(Exercise data):
··········
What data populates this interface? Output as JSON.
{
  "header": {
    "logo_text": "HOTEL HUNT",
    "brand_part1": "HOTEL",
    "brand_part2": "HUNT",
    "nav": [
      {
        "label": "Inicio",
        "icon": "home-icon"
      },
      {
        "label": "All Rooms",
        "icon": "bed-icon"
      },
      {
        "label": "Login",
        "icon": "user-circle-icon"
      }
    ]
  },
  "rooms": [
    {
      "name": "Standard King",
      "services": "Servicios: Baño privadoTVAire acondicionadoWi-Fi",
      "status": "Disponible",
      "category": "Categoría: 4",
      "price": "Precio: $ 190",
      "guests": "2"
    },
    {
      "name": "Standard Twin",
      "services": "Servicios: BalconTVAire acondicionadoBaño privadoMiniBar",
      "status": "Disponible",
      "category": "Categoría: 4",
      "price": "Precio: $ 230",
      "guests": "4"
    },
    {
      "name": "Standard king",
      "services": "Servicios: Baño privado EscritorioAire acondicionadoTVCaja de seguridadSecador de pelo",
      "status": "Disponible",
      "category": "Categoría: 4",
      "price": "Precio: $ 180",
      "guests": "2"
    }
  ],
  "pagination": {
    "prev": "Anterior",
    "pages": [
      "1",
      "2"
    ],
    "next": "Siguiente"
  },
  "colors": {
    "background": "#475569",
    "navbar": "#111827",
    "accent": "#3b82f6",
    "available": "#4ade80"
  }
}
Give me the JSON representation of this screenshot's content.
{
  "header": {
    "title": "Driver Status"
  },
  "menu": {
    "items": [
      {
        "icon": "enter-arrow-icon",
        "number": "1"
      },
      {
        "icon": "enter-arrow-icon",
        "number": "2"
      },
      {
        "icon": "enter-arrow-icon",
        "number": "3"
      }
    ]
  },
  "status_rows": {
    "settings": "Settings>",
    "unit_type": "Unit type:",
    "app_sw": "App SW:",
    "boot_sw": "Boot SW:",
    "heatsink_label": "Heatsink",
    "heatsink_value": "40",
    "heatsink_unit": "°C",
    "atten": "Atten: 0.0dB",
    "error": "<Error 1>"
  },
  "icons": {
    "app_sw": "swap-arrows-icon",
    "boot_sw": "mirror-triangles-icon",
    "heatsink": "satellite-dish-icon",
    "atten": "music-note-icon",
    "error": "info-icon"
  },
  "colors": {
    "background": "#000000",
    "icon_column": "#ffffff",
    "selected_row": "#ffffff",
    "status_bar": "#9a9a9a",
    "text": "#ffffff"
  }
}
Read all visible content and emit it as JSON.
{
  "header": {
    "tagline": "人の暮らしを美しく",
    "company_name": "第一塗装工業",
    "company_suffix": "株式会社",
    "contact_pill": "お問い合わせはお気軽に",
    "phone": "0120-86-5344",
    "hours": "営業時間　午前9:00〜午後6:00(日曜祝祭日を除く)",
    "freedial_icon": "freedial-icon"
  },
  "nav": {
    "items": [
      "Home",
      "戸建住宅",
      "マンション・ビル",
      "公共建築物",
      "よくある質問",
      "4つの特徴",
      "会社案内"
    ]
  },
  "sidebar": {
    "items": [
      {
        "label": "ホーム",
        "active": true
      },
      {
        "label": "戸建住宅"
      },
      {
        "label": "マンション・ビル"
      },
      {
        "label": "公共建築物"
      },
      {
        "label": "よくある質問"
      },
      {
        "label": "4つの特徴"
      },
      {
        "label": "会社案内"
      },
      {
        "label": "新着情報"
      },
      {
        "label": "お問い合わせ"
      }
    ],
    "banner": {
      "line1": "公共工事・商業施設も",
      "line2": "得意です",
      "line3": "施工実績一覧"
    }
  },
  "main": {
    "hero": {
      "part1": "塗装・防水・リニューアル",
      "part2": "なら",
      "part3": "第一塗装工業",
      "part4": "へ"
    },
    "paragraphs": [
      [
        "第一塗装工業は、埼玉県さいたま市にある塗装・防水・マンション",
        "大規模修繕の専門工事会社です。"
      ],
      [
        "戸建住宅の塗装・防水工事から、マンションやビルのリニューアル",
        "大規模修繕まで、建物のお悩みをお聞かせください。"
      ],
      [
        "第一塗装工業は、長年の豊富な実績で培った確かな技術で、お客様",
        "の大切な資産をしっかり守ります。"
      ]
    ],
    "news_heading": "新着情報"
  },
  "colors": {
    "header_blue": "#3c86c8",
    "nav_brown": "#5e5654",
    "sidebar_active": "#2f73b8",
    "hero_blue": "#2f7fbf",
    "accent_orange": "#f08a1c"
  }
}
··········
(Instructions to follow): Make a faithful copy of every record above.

(Answer box):
What data populates this interface? Output as JSON.
{
  "header": {
    "logo_text": "HOTEL HUNT",
    "brand_part1": "HOTEL",
    "brand_part2": "HUNT",
    "nav": [
      {
        "label": "Inicio",
        "icon": "home-icon"
      },
      {
        "label": "All Rooms",
        "icon": "bed-icon"
      },
      {
        "label": "Login",
        "icon": "user-circle-icon"
      }
    ]
  },
  "rooms": [
    {
      "name": "Standard King",
      "services": "Servicios: Baño privadoTVAire acondicionadoWi-Fi",
      "status": "Disponible",
      "category": "Categoría: 4",
      "price": "Precio: $ 190",
      "guests": "2"
    },
    {
      "name": "Standard Twin",
      "services": "Servicios: BalconTVAire acondicionadoBaño privadoMiniBar",
      "status": "Disponible",
      "category": "Categoría: 4",
      "price": "Precio: $ 230",
      "guests": "4"
    },
    {
      "name": "Standard king",
      "services": "Servicios: Baño privado EscritorioAire acondicionadoTVCaja de seguridadSecador de pelo",
      "status": "Disponible",
      "category": "Categoría: 4",
      "price": "Precio: $ 180",
      "guests": "2"
    }
  ],
  "pagination": {
    "prev": "Anterior",
    "pages": [
      "1",
      "2"
    ],
    "next": "Siguiente"
  },
  "colors": {
    "background": "#475569",
    "navbar": "#111827",
    "accent": "#3b82f6",
    "available": "#4ade80"
  }
}
Give me the JSON representation of this screenshot's content.
{
  "header": {
    "title": "Driver Status"
  },
  "menu": {
    "items": [
      {
        "icon": "enter-arrow-icon",
        "number": "1"
      },
      {
        "icon": "enter-arrow-icon",
        "number": "2"
      },
      {
        "icon": "enter-arrow-icon",
        "number": "3"
      }
    ]
  },
  "status_rows": {
    "settings": "Settings>",
    "unit_type": "Unit type:",
    "app_sw": "App SW:",
    "boot_sw": "Boot SW:",
    "heatsink_label": "Heatsink",
    "heatsink_value": "40",
    "heatsink_unit": "°C",
    "atten": "Atten: 0.0dB",
    "error": "<Error 1>"
  },
  "icons": {
    "app_sw": "swap-arrows-icon",
    "boot_sw": "mirror-triangles-icon",
    "heatsink": "satellite-dish-icon",
    "atten": "music-note-icon",
    "error": "info-icon"
  },
  "colors": {
    "background": "#000000",
    "icon_column": "#ffffff",
    "selected_row": "#ffffff",
    "status_bar": "#9a9a9a",
    "text": "#ffffff"
  }
}
Read all visible content and emit it as JSON.
{
  "header": {
    "tagline": "人の暮らしを美しく",
    "company_name": "第一塗装工業",
    "company_suffix": "株式会社",
    "contact_pill": "お問い合わせはお気軽に",
    "phone": "0120-86-5344",
    "hours": "営業時間　午前9:00〜午後6:00(日曜祝祭日を除く)",
    "freedial_icon": "freedial-icon"
  },
  "nav": {
    "items": [
      "Home",
      "戸建住宅",
      "マンション・ビル",
      "公共建築物",
      "よくある質問",
      "4つの特徴",
      "会社案内"
    ]
  },
  "sidebar": {
    "items": [
      {
        "label": "ホーム",
        "active": true
      },
      {
        "label": "戸建住宅"
      },
      {
        "label": "マンション・ビル"
      },
      {
        "label": "公共建築物"
      },
      {
        "label": "よくある質問"
      },
      {
        "label": "4つの特徴"
      },
      {
        "label": "会社案内"
      },
      {
        "label": "新着情報"
      },
      {
        "label": "お問い合わせ"
      }
    ],
    "banner": {
      "line1": "公共工事・商業施設も",
      "line2": "得意です",
      "line3": "施工実績一覧"
    }
  },
  "main": {
    "hero": {
      "part1": "塗装・防水・リニューアル",
      "part2": "なら",
      "part3": "第一塗装工業",
      "part4": "へ"
    },
    "paragraphs": [
      [
        "第一塗装工業は、埼玉県さいたま市にある塗装・防水・マンション",
        "大規模修繕の専門工事会社です。"
      ],
      [
        "戸建住宅の塗装・防水工事から、マンションやビルのリニューアル",
        "大規模修繕まで、建物のお悩みをお聞かせください。"
      ],
      [
        "第一塗装工業は、長年の豊富な実績で培った確かな技術で、お客様",
        "の大切な資産をしっかり守ります。"
      ]
    ],
    "news_heading": "新着情報"
  },
  "colors": {
    "header_blue": "#3c86c8",
    "nav_brown": "#5e5654",
    "sidebar_active": "#2f73b8",
    "hero_blue": "#2f7fbf",
    "accent_orange": "#f08a1c"
  }
}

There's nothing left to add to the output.